…black and white work…
…images of Scotland, city and country and wildlife…
…cute kitty cat pics…
…even the occasional celebrity…
…and naturally lots and lots of pics of my beloved Edinburgh. In fact over 1500 of the city and over 600 of the Festival. Hmmm, guess it all does mount up!
I make no pretense to be a proper photographer (sometimes I get very lucky with the odd shot though), I’m really more of a gonzo photographer – I just shoot anything that catches my eye from historic buildings to jugglers to everyday life to famous writers at the Book Festival; I don’t rework them in PhotoShop so what you see is pretty much what I saw, not re-touched, shot purely for enjoyment from the compact camera I almsot always carry with me.

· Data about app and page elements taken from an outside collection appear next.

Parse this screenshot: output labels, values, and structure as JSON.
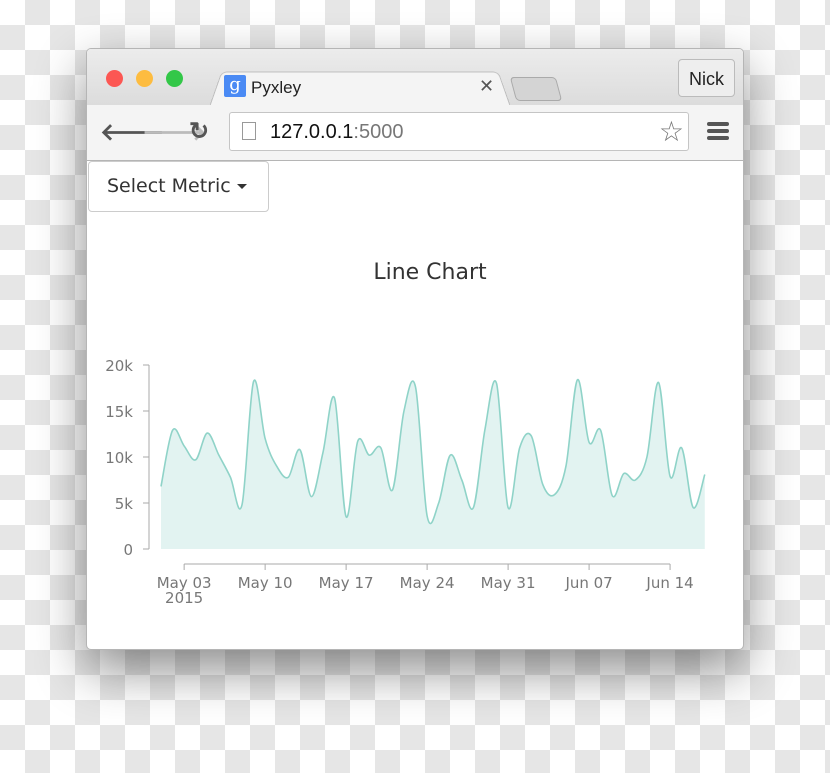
{
  "browser": {
    "tab_title": "Pyxley",
    "favicon_letter": "g",
    "profile_name": "Nick",
    "url_host": "127.0.0.1",
    "url_port": ":5000"
  },
  "page": {
    "select_label": "Select Metric"
  },
  "chart_data": {
    "type": "area",
    "title": "Line Chart",
    "x_start": "2015-05-01",
    "x_end": "2015-06-17",
    "x_ticks": [
      "May 03",
      "May 10",
      "May 17",
      "May 24",
      "May 31",
      "Jun 07",
      "Jun 14"
    ],
    "x_tick_year": "2015",
    "y_ticks": [
      "0",
      "5k",
      "10k",
      "15k",
      "20k"
    ],
    "ylim": [
      0,
      20000
    ],
    "color": "#8fd3c8",
    "fill": "#e2f3f1",
    "values": [
      6800,
      12900,
      11200,
      9700,
      12600,
      10200,
      7800,
      4800,
      18200,
      12000,
      9000,
      7800,
      10800,
      5700,
      10500,
      16400,
      3500,
      11700,
      10200,
      11000,
      6400,
      15000,
      17600,
      3600,
      5000,
      10200,
      7500,
      4500,
      13000,
      18000,
      4500,
      11000,
      12300,
      7000,
      5900,
      9000,
      18400,
      11600,
      12900,
      5800,
      8200,
      7500,
      10000,
      18100,
      7900,
      11000,
      4500,
      8100
    ]
  }
}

Down to Portobello this afternoon with my mate and his dog to let him have a run around off the leash on the beach (the dog, not my friend), only to find what was a cold wind in the city centre of Edinburgh was a howling gale coming right off the North Sea at Porty, whipping the waves up into big foaming gray peaks and slamming right into the sea wall so hard they splashed right up the side, across the Esplanade and hit the wall of the structure on the other side. That was when we decided to walk around the block at the worst bit 🙂 Pictures are a bit fuzzy, the wind was so high my camera lens, glasses and my face were all getting whipped by flying sand granules and salt spray, had to clean them repeatedly but within minutes they just got covered with a film of it again.
After finishing work for the year I walked up a very snowy Royal Mile to the Castle gates. For the first time ever I had it all to myself, not another soul there for ten minutes, just me standing in snow that came over the toes of my boots, that soft scrunching sound that reminds you instantly of childhood playtimes in the snow. Just me and the cold and the snow and the Castle glowing in the night above the city, dusted with snow like icing on a historical cake. Below and around me views across the whole of Edinburgh, right out to the Pentland Hills. Freezing but incomparably beautiful. Merry Christmas from a snowy Scotland!